At first blush, it may appear that there is a proliferation of superfluous bunkers at JCB Golf & Country Club… However, they are a bit of the Old Course being played in reverse. How so? With open vistas and only a few stands of trees, alternative routes needed to be guarded to prevent those wishing to emulate Bryson from taking ill-advised shortcuts. An example is the first bunker on the 2nd hole which prevents a tee shot from the 3rd tee from being played up the 2nd fairway as opposed to around the 3rd holes dogleg. Another such example is the Oakmont-style bunkers on the right of the 7th green. Not visible nor in play for except for the most egregious of shanks, they are there to prevent a cheeky route down the previous hole’s fairway.
Blind & Obscured Shots
If you haven’t been exposed to the joys of UK and Irish golf, the inclusion of blind shots is an acquired taste. Some old-school charm used so well on a modern design is a breath of fresh air. If you approach from the wrong side of the fairway or have taken an easier line in, you may see the flag but not the hole. This is Tom Simpson’s design theory at its modern-day finest. Most blind tee shots give you an indicator as to line – these blind shots ask a question or propose a quandary – it’s not blindness for blindness’ sake. This is the type of strategy that satisfies a serious golfer long term. It is subtle but exists in spades at JCB Golf & Country Club.
Tom Doak’s Dumb Blonde Award
First coined when the world wasn’t so politically correct, it conveys the idea of style over substance. Is this a front-runner for such an accolade? Most definitely not. It is a course that ardent fans of modernist minimalism would simply pass by. In fact, I wanted it to be good but was prepared for it to be flashy Americana that provided an excellent day out but wouldn’t satisfy a serious golfer long-term.

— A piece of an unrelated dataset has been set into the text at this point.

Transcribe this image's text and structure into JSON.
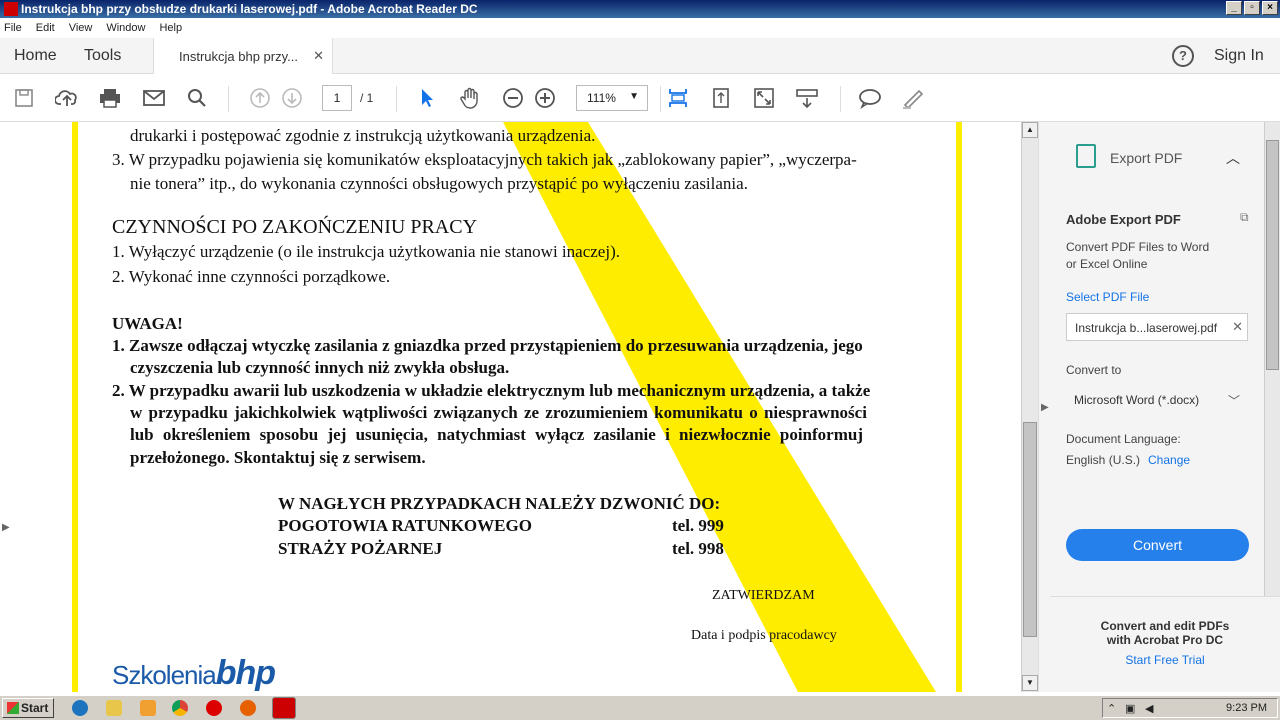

How wrong I was! JCB Golf & Country Club is bold but the underlying strategy and design are sophisticated enough to keep even the most discerning golf course architecture aficionado interested and coming back for more. If you cannot see past the flash, you don’t want to see it for what it is – this dumb blonde has a Ph.D.
JCB Golf & Country Club Summary
For those fortunate to see JCB Golf & Country Club and who are switched on enough to render informed judgment – universally it has been hailed as one of England’s best modern inland course designs. It will test the very best and no doubt draw the ire of them as well. A recent major championship winner, Ryder cup participant, and household name claimed some holes didn’t reward a good shot. Unbeknownst to him – rather than a criticism, this is perhaps one of the best compliments that could have been given… It is bold and flash but strategically sophisticated.
This is JCB country and the JCB Golf & Country Club needed to be constructed this way. Why? It needed to emulate the features of the brand: solid, sturdy, engineered but sexy at the same time… In a nutshell, it needed to be the JCB Fastrac Two #JCBWFT – a world-record-holding 153 mph tractor driven by Guy Martin. What the JCB Fastrac Two is to agriculture, the JCB Golf & Country Club is to golf. Does that make Robin Hiseman golf’s Guy Martin?
JCB Golf & Country Club - Videos
Enjoy a Short and Sweet Introductory Glimpse of JCB
Watch UK Golf Guy's Hole By Hole Overview of JCB
Featured Architect: MacKenzie, Alister
As taken from his book, Golf Architecture, Alister MacKenzie felt the following were essential: The course, where possible, should be arranged in two loops of nine holes. There should be a large proportion of good two-shot holes and at least four one-shot holes. There should be little walking between...